Continuing on Boeing’s pre-Farnborough tour last week… From Hurburt Field, Florida, we flew to Kelly Field, near San Antonio, Texas, in a pair of Gulfstream 200 business jets.
Having now flown on a business jet, I can say that it is the best way to travel. I’ve decided I must have one when I grow up. It’s way better than first class–and about a billion (maybe even a trillion) times better than flying in the regular cattle-car section.
Gareth Jennings my friend Guillaume Steuer at Air and Cosmos (as Gareth pointed out earlier today)- I’m not in this shot… but I was onboard. This is just to illustrate what it was like inside a Gulfstream
So moving on… Boeing’s maintenance and overhaul facilities over in Texas do the depot level maintenance on the Boeing C-17 strategic airlifter and KC-135 tanker. On C-17, they do a bunch of avionics upgrades and other work. On the KC-135, they practically dismantle the jets and completely overhaul the entire aircraft.
They were also doing some modification work on the 787 and 747-8 too on the civilian side. I saw a 787 that was being worked on. It’s a pretty impressive aircraft. But according to one of the engineers, Boeing made it as light as possible. So there is very little excess structure… so a military derivative might not be possible.
From Kelly we then flew to Edward AFB in California. While Edwards is a veritable aviation Mecca, we didn’t have access to the really cool stuff. For example, we could see F-22s, F-35s and Global Hawks (and lots of other stuff) on the ramp, but couldn’t go talk to their guys (or play with their equipment)… Nor did they let us see their alien cold storage locker. Most disappointing…

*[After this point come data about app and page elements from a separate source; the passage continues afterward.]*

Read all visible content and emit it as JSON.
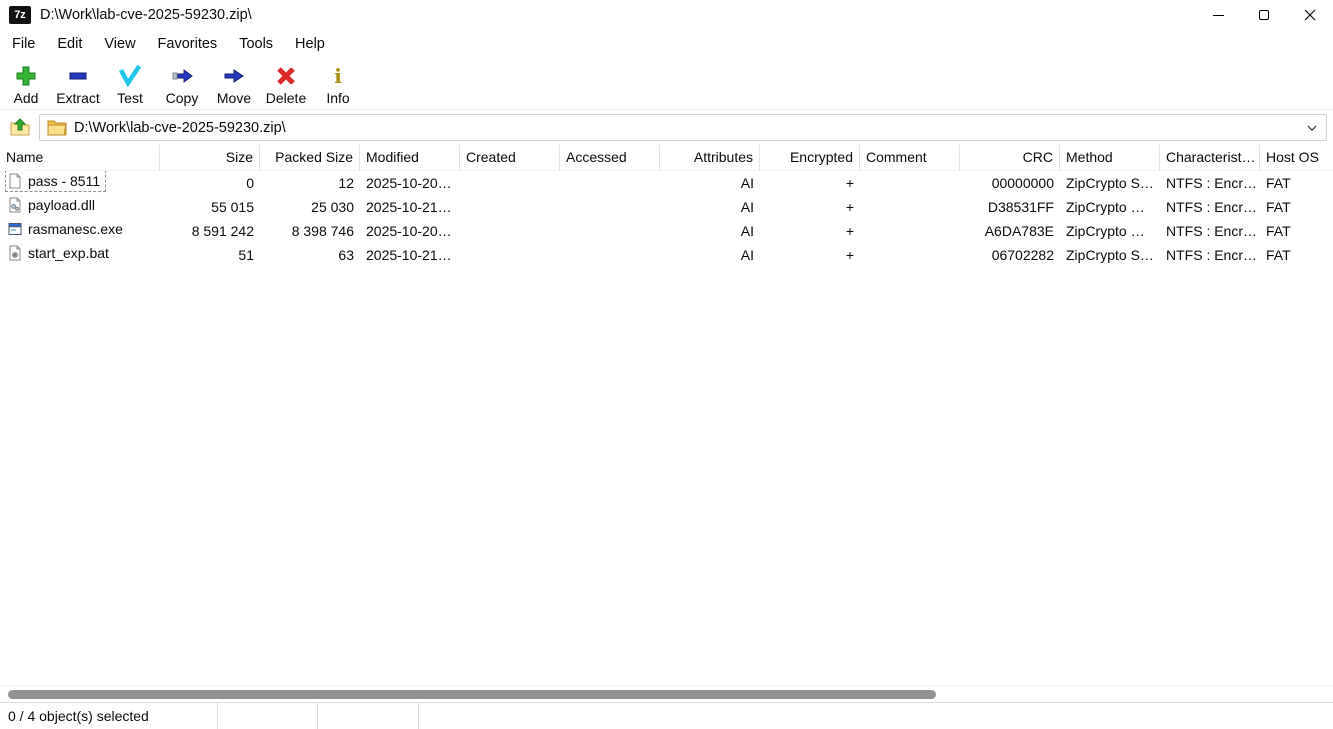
{
  "window": {
    "title": "D:\\Work\\lab-cve-2025-59230.zip\\",
    "app_icon_text": "7z"
  },
  "menu": {
    "items": [
      "File",
      "Edit",
      "View",
      "Favorites",
      "Tools",
      "Help"
    ]
  },
  "toolbar": {
    "buttons": [
      {
        "label": "Add",
        "icon": "add-icon"
      },
      {
        "label": "Extract",
        "icon": "extract-icon"
      },
      {
        "label": "Test",
        "icon": "test-icon"
      },
      {
        "label": "Copy",
        "icon": "copy-icon"
      },
      {
        "label": "Move",
        "icon": "move-icon"
      },
      {
        "label": "Delete",
        "icon": "delete-icon"
      },
      {
        "label": "Info",
        "icon": "info-icon"
      }
    ]
  },
  "address_bar": {
    "path": "D:\\Work\\lab-cve-2025-59230.zip\\"
  },
  "file_list": {
    "columns": [
      {
        "key": "name",
        "label": "Name",
        "align": "left"
      },
      {
        "key": "size",
        "label": "Size",
        "align": "right"
      },
      {
        "key": "packed_size",
        "label": "Packed Size",
        "align": "right"
      },
      {
        "key": "modified",
        "label": "Modified",
        "align": "left"
      },
      {
        "key": "created",
        "label": "Created",
        "align": "left"
      },
      {
        "key": "accessed",
        "label": "Accessed",
        "align": "left"
      },
      {
        "key": "attributes",
        "label": "Attributes",
        "align": "right"
      },
      {
        "key": "encrypted",
        "label": "Encrypted",
        "align": "right"
      },
      {
        "key": "comment",
        "label": "Comment",
        "align": "left"
      },
      {
        "key": "crc",
        "label": "CRC",
        "align": "right"
      },
      {
        "key": "method",
        "label": "Method",
        "align": "left"
      },
      {
        "key": "characteristics",
        "label": "Characterist…",
        "align": "left"
      },
      {
        "key": "host_os",
        "label": "Host OS",
        "align": "left"
      }
    ],
    "rows": [
      {
        "icon": "text-file-icon",
        "focused": true,
        "name": "pass - 8511",
        "size": "0",
        "packed_size": "12",
        "modified": "2025-10-20…",
        "created": "",
        "accessed": "",
        "attributes": "AI",
        "encrypted": "+",
        "comment": "",
        "crc": "00000000",
        "method": "ZipCrypto S…",
        "characteristics": "NTFS : Encr…",
        "host_os": "FAT"
      },
      {
        "icon": "dll-file-icon",
        "focused": false,
        "name": "payload.dll",
        "size": "55 015",
        "packed_size": "25 030",
        "modified": "2025-10-21…",
        "created": "",
        "accessed": "",
        "attributes": "AI",
        "encrypted": "+",
        "comment": "",
        "crc": "D38531FF",
        "method": "ZipCrypto …",
        "characteristics": "NTFS : Encr…",
        "host_os": "FAT"
      },
      {
        "icon": "exe-file-icon",
        "focused": false,
        "name": "rasmanesc.exe",
        "size": "8 591 242",
        "packed_size": "8 398 746",
        "modified": "2025-10-20…",
        "created": "",
        "accessed": "",
        "attributes": "AI",
        "encrypted": "+",
        "comment": "",
        "crc": "A6DA783E",
        "method": "ZipCrypto …",
        "characteristics": "NTFS : Encr…",
        "host_os": "FAT"
      },
      {
        "icon": "bat-file-icon",
        "focused": false,
        "name": "start_exp.bat",
        "size": "51",
        "packed_size": "63",
        "modified": "2025-10-21…",
        "created": "",
        "accessed": "",
        "attributes": "AI",
        "encrypted": "+",
        "comment": "",
        "crc": "06702282",
        "method": "ZipCrypto S…",
        "characteristics": "NTFS : Encr…",
        "host_os": "FAT"
      }
    ]
  },
  "status_bar": {
    "text": "0 / 4 object(s) selected"
  }
}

All was not lost though… My good friend Gareth Jennings over at Jane’s took this photo of Cape Canaveral’s alien storage locker… But while we missed out on the aliens, Boeing and NASA let us take a look at the hydrogen-powered Phantom Eye drone. The aircraft is powered by two modified truck engines which run on hydrogen–it’s apparently much more efficient than a conventionally fueled machine.
The Phantom Eye was damaged during its first flight recently, but the damage doesn’t really look that bad. Granted the damaged section was mostly covered up. Boeing’s guys say the problem was traced back to the nose gear. They’re planning on redesigning it and then getting the plane back in the air relatively soon. Boeing hopes to eventually fly this thing up to 65, 000 ft.
If it works, they’re planning on building a larger version. There has apparently been a lot of interest from customers.
We also saw the X-48C blended-wing body subscale test bed aircraft. It’s a lot smaller than I expected for a multi-million dollar research project. With this new version, Boeing and NASA are exploring technologies to reduce the aircraft’s noise footprint. Eventually, they hope to build a larger-scale aircraft… Potentially with a pilot even–but that’s in the future. Right now, they just want to fly this thing.
There was also an X-51 hypersonic test vehicle brief, but we didn’t see any hardware. But it was very interesting…
So before heading to LAX to fly off to Portland, we stopped off at the base museum. Inside was this gem–one of the two original YF-22 prototypes that faced-off against the Northrop YF-23. As I’m sure you guys know–this design evolved into today’s F-22 Raptor.